During our time canoeing the length of the River Gambia, on our exploration of the people whose livelihoods depend on the river, we spent each night wild camping on the river bank – whether it be camping on a sandbank in the middle of the river (burning a fire all night long to deter the hippos!), on rocky outcrops miles from the nearest village and, at other times, on the edge of a village, if it was near enough to the river.
On this particular day, we arrived mid-afternoon into the village of Kuntaur, situated on the banks of the river. We had stayed in the village before, whilst on our 2009 ‘A Short Walk in the Gambian Bush‘. We set up our campsite in the grounds of a small riverbank lodge and, as had become the norm, our arrival instantly attracted hordes of local kids – shouting and screaming, all vying for our attention, fascinated with our tents and equipment – before the caretaker of the lodge shooed them away, “atchayah! atchayah!” (go away, get lost! A Mandinka word Gambians use to scatter mischievous kids and the scores of scavenging bush dogs alike!).
As we were about to settle down for a well-deserved cup of tea, having paddled almost 33km that day – a tough, exhausting 10km of it against the tide – we noticed a young boy, out on the river, in a local pirogue that looked far too big for him to handle on his own. We called him over and he paddled towards us with such ease and dexterity, as if he was steering a small rubber dinghy and not a heavy wooden dugout canoe, carved from a tree trunk.
We can’t promote this beautiful tiny West African country enough – after all the turmoil The Gambia has experienced. In particular, recently. Following, is from our extensive archive of travels and adventures, in and around the country:

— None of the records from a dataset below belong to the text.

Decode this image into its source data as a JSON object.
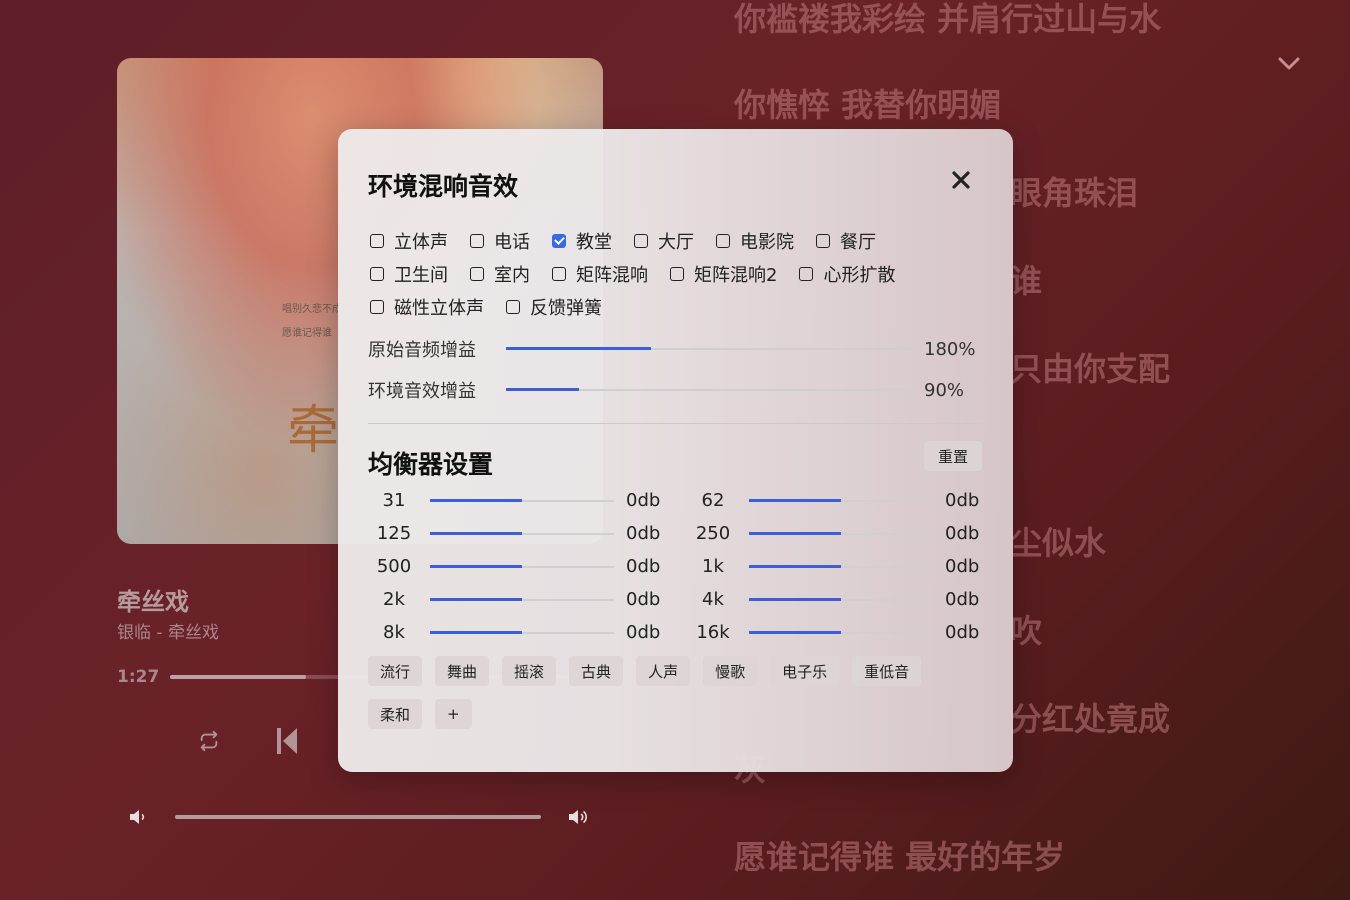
{
  "player": {
    "song_title": "牵丝戏",
    "song_artist": "银临 - 牵丝戏",
    "current_time": "1:27",
    "progress": 0.31,
    "album_art_text_1": "唱别久悲不成悲",
    "album_art_text_2": "愿谁记得谁",
    "album_art_calligraphy": "牵"
  },
  "lyrics": [
    "你褴褛我彩绘 并肩行过山与水",
    "你憔悴 我替你明媚",
    "眼角珠泪",
    "谁",
    "只由你支配",
    "尘似水",
    "吹",
    "分红处竟成",
    "灰",
    "愿谁记得谁 最好的年岁"
  ],
  "dialog": {
    "title": "环境混响音效",
    "effects": [
      {
        "label": "立体声",
        "checked": false
      },
      {
        "label": "电话",
        "checked": false
      },
      {
        "label": "教堂",
        "checked": true
      },
      {
        "label": "大厅",
        "checked": false
      },
      {
        "label": "电影院",
        "checked": false
      },
      {
        "label": "餐厅",
        "checked": false
      },
      {
        "label": "卫生间",
        "checked": false
      },
      {
        "label": "室内",
        "checked": false
      },
      {
        "label": "矩阵混响",
        "checked": false
      },
      {
        "label": "矩阵混响2",
        "checked": false
      },
      {
        "label": "心形扩散",
        "checked": false
      },
      {
        "label": "磁性立体声",
        "checked": false
      },
      {
        "label": "反馈弹簧",
        "checked": false
      }
    ],
    "original_gain": {
      "label": "原始音频增益",
      "value": "180%",
      "fraction": 0.36
    },
    "effect_gain": {
      "label": "环境音效增益",
      "value": "90%",
      "fraction": 0.18
    },
    "eq_title": "均衡器设置",
    "reset_label": "重置",
    "eq_bands": [
      {
        "freq": "31",
        "value": "0db",
        "fraction": 0.5
      },
      {
        "freq": "62",
        "value": "0db",
        "fraction": 0.5
      },
      {
        "freq": "125",
        "value": "0db",
        "fraction": 0.5
      },
      {
        "freq": "250",
        "value": "0db",
        "fraction": 0.5
      },
      {
        "freq": "500",
        "value": "0db",
        "fraction": 0.5
      },
      {
        "freq": "1k",
        "value": "0db",
        "fraction": 0.5
      },
      {
        "freq": "2k",
        "value": "0db",
        "fraction": 0.5
      },
      {
        "freq": "4k",
        "value": "0db",
        "fraction": 0.5
      },
      {
        "freq": "8k",
        "value": "0db",
        "fraction": 0.5
      },
      {
        "freq": "16k",
        "value": "0db",
        "fraction": 0.5
      }
    ],
    "presets": [
      "流行",
      "舞曲",
      "摇滚",
      "古典",
      "人声",
      "慢歌",
      "电子乐",
      "重低音",
      "柔和",
      "+"
    ]
  },
  "icons": {
    "close": "close-icon",
    "repeat": "repeat-icon",
    "previous": "previous-icon",
    "volume_low": "volume-low-icon",
    "volume_high": "volume-high-icon",
    "collapse": "chevron-down-icon"
  },
  "colors": {
    "accent": "#3b5fd9",
    "background": "#5e1e28"
  }
}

‘We did it! We completed the River Gambia Expedition – 23rd November 2012 – 21st January 2013 – after almost 400km overland in the Fouta Djallon Highlands of Guinea-Conakry into Senegal and then putting our two canoes into the water in Kedougou – we paddled (no engine!) over 700km of the River Gambia to its end, at the Atlantic Ocean in Banjul, The Gambia.
‘On day five of paddling, on the River Gambia, in Senegal, a bull hippo sprung from beneath the surface, about 6 metres in front of our canoes. As we careened towards him, he submerged again. Once we calmed down (after scrambling to the safety of nearby rocks) and grew quiet, our Gambian expedition teammates, Abdou and Ebou, almost in tandem, said, “Wow, that was amazing, it’s the first hippo we have ever seen!” (this is after, whilst on pre- expedition planning skype calls, they had convinced us that “‘Hippos? No problem’)!’ River Gambia Expedition – 1044km source-sea African odyssey